Input material:

———

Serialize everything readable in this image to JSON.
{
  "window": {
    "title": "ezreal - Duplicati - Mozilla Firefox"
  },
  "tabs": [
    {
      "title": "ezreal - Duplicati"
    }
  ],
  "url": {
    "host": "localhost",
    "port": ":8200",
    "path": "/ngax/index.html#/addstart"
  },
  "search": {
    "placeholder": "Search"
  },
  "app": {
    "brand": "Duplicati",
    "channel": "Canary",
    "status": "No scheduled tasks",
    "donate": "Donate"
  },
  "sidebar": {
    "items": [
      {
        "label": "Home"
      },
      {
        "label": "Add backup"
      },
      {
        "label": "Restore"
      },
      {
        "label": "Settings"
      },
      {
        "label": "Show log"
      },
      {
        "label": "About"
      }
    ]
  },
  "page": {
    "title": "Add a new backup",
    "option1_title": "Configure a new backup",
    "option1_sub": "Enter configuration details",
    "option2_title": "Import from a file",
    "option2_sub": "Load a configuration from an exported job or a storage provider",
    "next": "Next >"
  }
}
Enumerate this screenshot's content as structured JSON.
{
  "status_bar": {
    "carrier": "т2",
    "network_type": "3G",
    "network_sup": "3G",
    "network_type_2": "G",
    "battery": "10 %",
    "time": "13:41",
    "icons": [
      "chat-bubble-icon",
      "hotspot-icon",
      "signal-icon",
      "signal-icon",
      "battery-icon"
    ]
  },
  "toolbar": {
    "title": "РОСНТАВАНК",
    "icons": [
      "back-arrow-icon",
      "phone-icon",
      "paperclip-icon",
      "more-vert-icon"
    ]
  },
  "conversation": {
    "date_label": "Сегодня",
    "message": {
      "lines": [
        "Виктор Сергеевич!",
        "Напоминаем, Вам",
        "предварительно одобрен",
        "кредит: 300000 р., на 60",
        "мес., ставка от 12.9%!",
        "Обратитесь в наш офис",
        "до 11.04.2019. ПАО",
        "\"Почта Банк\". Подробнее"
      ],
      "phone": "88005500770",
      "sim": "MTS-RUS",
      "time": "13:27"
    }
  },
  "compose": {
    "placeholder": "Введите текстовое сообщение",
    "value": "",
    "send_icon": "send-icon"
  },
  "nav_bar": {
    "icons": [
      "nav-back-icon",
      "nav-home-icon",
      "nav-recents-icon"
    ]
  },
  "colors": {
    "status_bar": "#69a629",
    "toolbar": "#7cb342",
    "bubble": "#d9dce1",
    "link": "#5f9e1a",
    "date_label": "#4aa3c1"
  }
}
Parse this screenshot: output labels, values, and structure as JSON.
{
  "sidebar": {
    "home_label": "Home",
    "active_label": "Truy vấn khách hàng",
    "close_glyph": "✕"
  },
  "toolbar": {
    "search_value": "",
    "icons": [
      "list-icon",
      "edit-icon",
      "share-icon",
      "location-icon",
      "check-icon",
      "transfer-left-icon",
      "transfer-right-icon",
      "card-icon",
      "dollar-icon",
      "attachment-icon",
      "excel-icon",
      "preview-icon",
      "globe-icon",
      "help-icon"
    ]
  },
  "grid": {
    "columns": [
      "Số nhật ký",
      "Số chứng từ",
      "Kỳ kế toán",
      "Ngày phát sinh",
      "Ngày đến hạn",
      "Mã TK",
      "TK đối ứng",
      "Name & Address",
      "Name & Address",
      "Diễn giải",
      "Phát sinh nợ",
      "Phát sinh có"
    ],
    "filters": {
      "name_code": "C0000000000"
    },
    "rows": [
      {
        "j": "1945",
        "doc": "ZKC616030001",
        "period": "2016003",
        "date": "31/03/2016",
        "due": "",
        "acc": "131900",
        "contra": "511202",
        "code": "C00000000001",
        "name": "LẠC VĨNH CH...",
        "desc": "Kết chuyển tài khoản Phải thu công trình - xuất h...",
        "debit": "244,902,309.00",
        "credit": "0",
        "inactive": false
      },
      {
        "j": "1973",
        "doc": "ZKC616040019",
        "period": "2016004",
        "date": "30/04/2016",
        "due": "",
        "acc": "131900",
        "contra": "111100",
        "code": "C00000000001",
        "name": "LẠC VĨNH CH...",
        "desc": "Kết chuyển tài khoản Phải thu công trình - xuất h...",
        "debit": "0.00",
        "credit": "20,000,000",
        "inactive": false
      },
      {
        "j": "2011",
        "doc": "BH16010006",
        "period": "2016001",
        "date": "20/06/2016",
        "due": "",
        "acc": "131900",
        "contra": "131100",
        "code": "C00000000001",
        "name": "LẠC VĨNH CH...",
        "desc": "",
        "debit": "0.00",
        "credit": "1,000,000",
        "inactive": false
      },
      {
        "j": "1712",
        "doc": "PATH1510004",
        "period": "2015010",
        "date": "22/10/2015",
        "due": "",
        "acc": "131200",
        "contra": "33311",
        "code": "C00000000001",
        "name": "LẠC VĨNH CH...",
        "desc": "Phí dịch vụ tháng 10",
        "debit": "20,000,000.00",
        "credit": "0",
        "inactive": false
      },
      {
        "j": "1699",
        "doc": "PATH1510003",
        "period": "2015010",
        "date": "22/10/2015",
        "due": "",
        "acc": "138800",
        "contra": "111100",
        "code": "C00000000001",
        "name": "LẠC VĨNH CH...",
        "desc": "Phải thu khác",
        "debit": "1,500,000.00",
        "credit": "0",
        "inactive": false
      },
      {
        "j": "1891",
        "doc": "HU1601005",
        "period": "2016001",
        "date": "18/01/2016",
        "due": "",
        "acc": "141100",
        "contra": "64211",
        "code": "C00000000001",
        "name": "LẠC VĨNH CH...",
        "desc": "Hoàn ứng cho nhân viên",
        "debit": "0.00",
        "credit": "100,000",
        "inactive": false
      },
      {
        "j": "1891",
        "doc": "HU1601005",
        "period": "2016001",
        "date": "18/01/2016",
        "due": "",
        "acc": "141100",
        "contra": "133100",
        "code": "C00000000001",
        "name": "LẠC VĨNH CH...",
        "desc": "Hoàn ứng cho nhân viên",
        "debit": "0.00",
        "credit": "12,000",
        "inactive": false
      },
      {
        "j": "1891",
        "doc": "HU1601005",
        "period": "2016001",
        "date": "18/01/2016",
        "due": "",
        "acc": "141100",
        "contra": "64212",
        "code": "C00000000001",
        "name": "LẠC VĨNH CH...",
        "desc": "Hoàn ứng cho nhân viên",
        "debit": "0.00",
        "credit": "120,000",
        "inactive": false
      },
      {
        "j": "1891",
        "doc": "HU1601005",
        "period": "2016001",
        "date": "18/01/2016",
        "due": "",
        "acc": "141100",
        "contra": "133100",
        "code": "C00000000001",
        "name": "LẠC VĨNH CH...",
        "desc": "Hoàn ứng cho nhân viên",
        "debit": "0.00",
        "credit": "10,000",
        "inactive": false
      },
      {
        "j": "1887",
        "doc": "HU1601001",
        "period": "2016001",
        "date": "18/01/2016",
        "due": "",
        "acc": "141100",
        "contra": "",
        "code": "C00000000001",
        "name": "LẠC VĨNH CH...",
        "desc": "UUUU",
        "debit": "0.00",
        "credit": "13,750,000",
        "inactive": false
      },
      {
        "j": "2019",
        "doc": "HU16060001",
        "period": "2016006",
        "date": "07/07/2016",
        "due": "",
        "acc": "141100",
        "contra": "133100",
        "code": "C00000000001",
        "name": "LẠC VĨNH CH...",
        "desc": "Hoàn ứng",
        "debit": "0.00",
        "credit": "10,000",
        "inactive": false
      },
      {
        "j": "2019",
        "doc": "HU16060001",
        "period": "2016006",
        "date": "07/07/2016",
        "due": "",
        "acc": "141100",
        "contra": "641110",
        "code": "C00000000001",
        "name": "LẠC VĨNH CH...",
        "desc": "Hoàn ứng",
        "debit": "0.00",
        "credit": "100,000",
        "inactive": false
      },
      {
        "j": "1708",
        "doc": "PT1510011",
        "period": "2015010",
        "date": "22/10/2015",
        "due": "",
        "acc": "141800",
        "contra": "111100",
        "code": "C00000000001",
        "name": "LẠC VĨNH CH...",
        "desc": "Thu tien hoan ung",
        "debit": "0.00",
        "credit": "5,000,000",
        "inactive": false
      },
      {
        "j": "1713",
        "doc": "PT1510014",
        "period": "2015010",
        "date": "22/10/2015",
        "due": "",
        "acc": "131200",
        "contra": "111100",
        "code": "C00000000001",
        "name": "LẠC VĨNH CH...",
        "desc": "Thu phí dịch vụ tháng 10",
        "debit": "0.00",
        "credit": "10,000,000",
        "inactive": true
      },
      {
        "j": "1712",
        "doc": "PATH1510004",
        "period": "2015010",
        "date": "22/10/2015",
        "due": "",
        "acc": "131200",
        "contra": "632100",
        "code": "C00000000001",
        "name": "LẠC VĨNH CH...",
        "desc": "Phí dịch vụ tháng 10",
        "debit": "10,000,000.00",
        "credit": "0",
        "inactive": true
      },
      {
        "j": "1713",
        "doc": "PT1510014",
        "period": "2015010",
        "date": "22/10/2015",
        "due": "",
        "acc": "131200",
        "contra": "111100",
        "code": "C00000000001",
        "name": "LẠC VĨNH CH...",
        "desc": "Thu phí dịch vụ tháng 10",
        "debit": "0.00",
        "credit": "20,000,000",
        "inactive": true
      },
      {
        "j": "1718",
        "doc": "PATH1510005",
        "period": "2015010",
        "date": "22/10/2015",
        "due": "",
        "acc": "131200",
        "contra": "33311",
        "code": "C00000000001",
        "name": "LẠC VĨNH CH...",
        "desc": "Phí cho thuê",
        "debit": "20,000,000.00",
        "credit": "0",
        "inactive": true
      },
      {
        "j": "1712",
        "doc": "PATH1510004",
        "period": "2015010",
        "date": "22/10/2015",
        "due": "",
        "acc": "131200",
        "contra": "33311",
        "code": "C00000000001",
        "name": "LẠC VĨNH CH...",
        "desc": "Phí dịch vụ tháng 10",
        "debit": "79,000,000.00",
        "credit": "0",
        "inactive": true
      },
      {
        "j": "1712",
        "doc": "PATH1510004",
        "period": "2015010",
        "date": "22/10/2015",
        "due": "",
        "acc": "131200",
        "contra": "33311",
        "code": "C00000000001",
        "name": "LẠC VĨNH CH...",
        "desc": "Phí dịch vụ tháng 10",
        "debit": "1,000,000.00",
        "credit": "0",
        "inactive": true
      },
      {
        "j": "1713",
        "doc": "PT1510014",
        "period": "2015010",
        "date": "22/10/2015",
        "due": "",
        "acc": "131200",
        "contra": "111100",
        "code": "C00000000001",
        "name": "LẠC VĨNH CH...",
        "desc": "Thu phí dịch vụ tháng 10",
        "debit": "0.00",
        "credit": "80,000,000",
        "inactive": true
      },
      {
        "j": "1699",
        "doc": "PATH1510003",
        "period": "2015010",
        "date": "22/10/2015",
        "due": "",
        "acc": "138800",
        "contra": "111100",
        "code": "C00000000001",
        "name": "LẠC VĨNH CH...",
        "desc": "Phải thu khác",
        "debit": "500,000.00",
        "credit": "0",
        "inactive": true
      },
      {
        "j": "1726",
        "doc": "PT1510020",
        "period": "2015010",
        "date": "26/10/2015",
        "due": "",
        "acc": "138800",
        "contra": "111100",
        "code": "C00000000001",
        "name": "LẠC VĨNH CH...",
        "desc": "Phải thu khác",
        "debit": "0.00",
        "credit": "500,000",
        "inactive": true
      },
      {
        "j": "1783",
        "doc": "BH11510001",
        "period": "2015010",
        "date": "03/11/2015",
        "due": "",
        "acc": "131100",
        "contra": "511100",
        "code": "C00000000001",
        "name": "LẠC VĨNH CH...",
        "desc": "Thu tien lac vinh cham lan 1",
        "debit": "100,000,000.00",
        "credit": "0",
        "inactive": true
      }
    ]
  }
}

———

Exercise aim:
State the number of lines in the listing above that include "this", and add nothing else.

Answer area:
3